I noticed on IMDB that the film has perhaps found an American distributor in Magnolia Pictures*, and I really can’t imagine how interesting the film’s life as a theatrical release will be; Be warned, Inland Empire is a step or two removed from the relative comforts of even a difficult film like Lost Highway. In addition to its complex story, the film was shot on MiniDV and looks it**; the sumptuous color and visual depth of Blue Velvet and Mulholland Drive are gone in favor of the grainy immediacy of Dogme-quality video. Of course, through the magic of the post-production process, there are plenty of haunting, Lynchian visuals at play on the screen but, as Lynch has sworn off film “forever” in favor of the flexible video production process, I really did miss the richness of the color palate of film. I am nervous writing about this film at all after a single viewing, but one of the most engaging aspects of the experience is how the recent films all work together, overlap, and talk amongst one another and, as such, Inland Empire seems almost a master narrative for Lynch’s filmmaking career, bringing together all of his concerns as a filmmaker and blowing them apart before reassembling them again, magically, right before our eyes.
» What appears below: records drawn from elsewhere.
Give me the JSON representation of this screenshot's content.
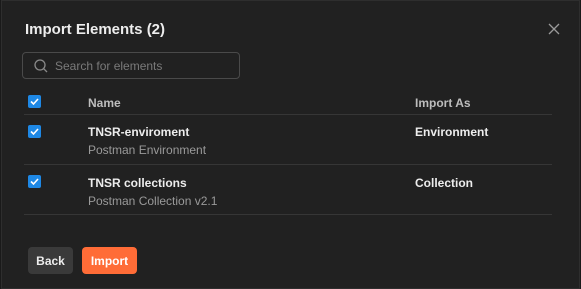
{
  "dialog": {
    "title": "Import Elements (2)"
  },
  "search": {
    "placeholder": "Search for elements",
    "value": ""
  },
  "table": {
    "headers": {
      "name": "Name",
      "import_as": "Import As"
    },
    "rows": [
      {
        "name": "TNSR-enviroment",
        "type": "Postman Environment",
        "import_as": "Environment",
        "checked": true
      },
      {
        "name": "TNSR collections",
        "type": "Postman Collection v2.1",
        "import_as": "Collection",
        "checked": true
      }
    ]
  },
  "buttons": {
    "back": "Back",
    "import": "Import"
  },
  "colors": {
    "checkbox": "#1e88e5",
    "primary_button": "#ff6c37",
    "background": "#212121"
  }
}
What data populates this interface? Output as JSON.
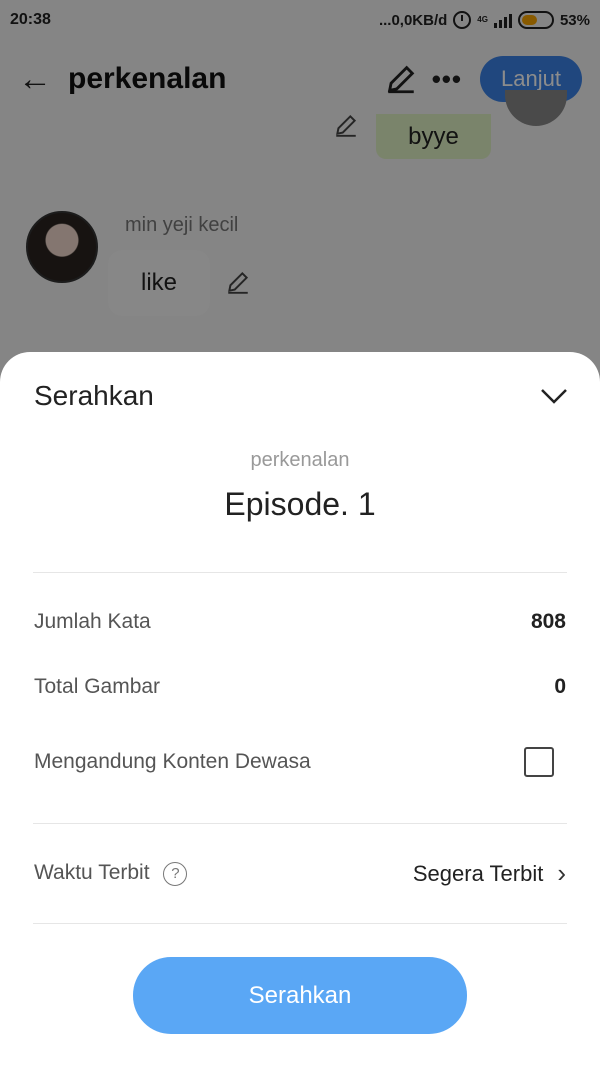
{
  "status_bar": {
    "time": "20:38",
    "network_speed": "...0,0KB/d",
    "network_type": "4G",
    "battery_percent": "53%",
    "battery_level": 0.53
  },
  "app_bar": {
    "back_icon": "arrow-left",
    "title": "perkenalan",
    "edit_icon": "pencil",
    "more_icon": "more-horizontal",
    "more_label": "•••",
    "next_button_label": "Lanjut"
  },
  "chat": {
    "right_message": "byye",
    "left_sender_name": "min yeji kecil",
    "left_message": "like"
  },
  "sheet": {
    "title": "Serahkan",
    "collapse_icon": "chevron-down",
    "story_name": "perkenalan",
    "episode_label": "Episode. 1",
    "rows": {
      "word_count_label": "Jumlah Kata",
      "word_count_value": "808",
      "image_count_label": "Total Gambar",
      "image_count_value": "0",
      "adult_content_label": "Mengandung Konten Dewasa",
      "adult_content_checked": false,
      "publish_time_label": "Waktu Terbit",
      "help_icon_label": "?",
      "publish_time_value": "Segera Terbit",
      "chevron_label": "›"
    },
    "submit_label": "Serahkan"
  },
  "colors": {
    "primary_button": "#5aa7f5",
    "app_bar_button": "#3b82e6",
    "right_bubble": "#dff0c3",
    "overlay": "rgba(0,0,0,0.45)"
  }
}
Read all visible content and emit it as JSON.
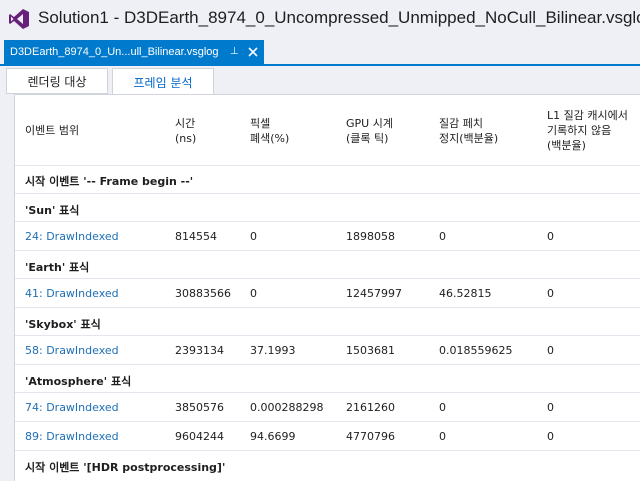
{
  "window": {
    "title": "Solution1 - D3DEarth_8974_0_Uncompressed_Unmipped_NoCull_Bilinear.vsglog"
  },
  "doc_tab": {
    "label": "D3DEarth_8974_0_Un...ull_Bilinear.vsglog",
    "pin_glyph": "⊥",
    "active_color": "#007acc"
  },
  "inner_tabs": [
    {
      "label": "렌더링 대상"
    },
    {
      "label": "프레임 분석"
    }
  ],
  "columns": {
    "event_range": "이벤트 범위",
    "time": [
      "시간",
      "(ns)"
    ],
    "pixels_culled": [
      "픽셀",
      "폐색(%)"
    ],
    "gpu_clock": [
      "GPU 시계",
      "(클록 틱)"
    ],
    "texture_stall": [
      "질감 페치",
      "정지(백분율)"
    ],
    "l1_cache_miss": [
      "L1 질감 캐시에서",
      "기록하지 않음",
      "(백분율)"
    ]
  },
  "rows": [
    {
      "kind": "group",
      "label": "시작 이벤트 '-- Frame begin --'"
    },
    {
      "kind": "group",
      "label": "'Sun' 표식"
    },
    {
      "kind": "data",
      "event": "24: DrawIndexed",
      "time": "814554",
      "culled": "0",
      "gpu": "1898058",
      "stall": "0",
      "l1": "0"
    },
    {
      "kind": "group",
      "label": "'Earth' 표식"
    },
    {
      "kind": "data",
      "event": "41: DrawIndexed",
      "time": "30883566",
      "culled": "0",
      "gpu": "12457997",
      "stall": "46.52815",
      "l1": "0"
    },
    {
      "kind": "group",
      "label": "'Skybox' 표식"
    },
    {
      "kind": "data",
      "event": "58: DrawIndexed",
      "time": "2393134",
      "culled": "37.1993",
      "gpu": "1503681",
      "stall": "0.018559625",
      "l1": "0"
    },
    {
      "kind": "group",
      "label": "'Atmosphere' 표식"
    },
    {
      "kind": "data",
      "event": "74: DrawIndexed",
      "time": "3850576",
      "culled": "0.000288298",
      "gpu": "2161260",
      "stall": "0",
      "l1": "0"
    },
    {
      "kind": "data",
      "event": "89: DrawIndexed",
      "time": "9604244",
      "culled": "94.6699",
      "gpu": "4770796",
      "stall": "0",
      "l1": "0"
    },
    {
      "kind": "group",
      "label": "시작 이벤트 '[HDR postprocessing]'"
    }
  ],
  "icons": {
    "logo": "visual-studio-logo-icon",
    "pin": "pin-icon",
    "close": "close-icon"
  }
}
*UPDATE 10/11/06: It appears Magnolia is not releasing the film and Lynch will be doing so himself. Kudos for having the economic courage to back up his aesthetic convictions.
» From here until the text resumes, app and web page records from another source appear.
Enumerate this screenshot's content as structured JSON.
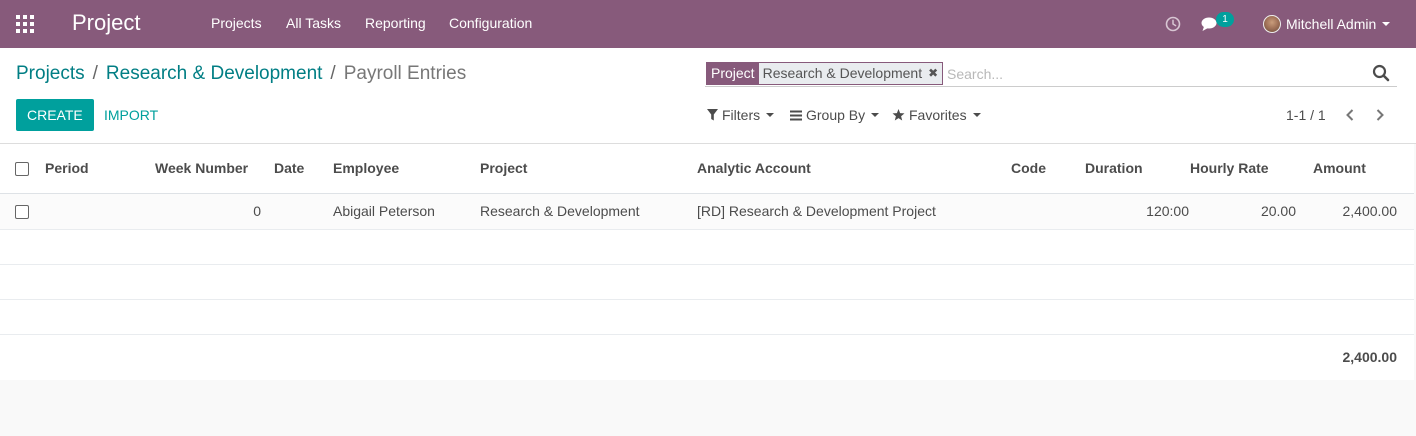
{
  "navbar": {
    "apps_icon": "grid-icon",
    "brand": "Project",
    "menu": [
      "Projects",
      "All Tasks",
      "Reporting",
      "Configuration"
    ],
    "activity_icon": "clock-icon",
    "chat_icon": "comments-icon",
    "chat_badge": "1",
    "user_name": "Mitchell Admin",
    "color": "#875a7b"
  },
  "breadcrumb": {
    "items": [
      "Projects",
      "Research & Development"
    ],
    "separator": "/",
    "current": "Payroll Entries"
  },
  "buttons": {
    "create": "Create",
    "import": "Import"
  },
  "search": {
    "facet_label": "Project",
    "facet_value": "Research & Development",
    "placeholder": "Search..."
  },
  "search_options": {
    "filters": "Filters",
    "group_by": "Group By",
    "favorites": "Favorites"
  },
  "pager": {
    "value": "1-1 / 1"
  },
  "list": {
    "columns": [
      "Period",
      "Week Number",
      "Date",
      "Employee",
      "Project",
      "Analytic Account",
      "Code",
      "Duration",
      "Hourly Rate",
      "Amount"
    ],
    "rows": [
      {
        "period": "",
        "week_number": "0",
        "date": "",
        "employee": "Abigail Peterson",
        "project": "Research & Development",
        "analytic_account": "[RD] Research & Development Project",
        "code": "",
        "duration": "120:00",
        "hourly_rate": "20.00",
        "amount": "2,400.00"
      }
    ],
    "total_amount": "2,400.00"
  },
  "colors": {
    "primary": "#00a09d",
    "link": "#017e84",
    "brand": "#875a7b"
  }
}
**Of course, in the press conference after the film, questions focused almost exclusively on Lynch’s migration to DV as a filmmaking format, and Lynch and Dern were unanimous in their praise of the light, nimble cameras and the flexibility that they provided. This industry fixation on tools and production process was a real shame because the film itself opened so many channels of exploration that, by the time Lynch’s time on the podium was over, the press conference seemed like a huge waste of an opportunity. Despite some very minor questions about content, the fascination with the DV camera (Inland was shot on a PD-150) took us all out of what Lynch himself recognized as the ‘magic’ of watching the film and into the mundane world of camera equipment. This is almost endemic of the press conference format at the NYFF, where people seem to be asking questions not out of a general curiosity about the film, but for the sake of winking at their neighbor and winning approval from their peers. Not to be too salty, but if this is the state of the film press, well, no wonder we’re in the mess we’re in.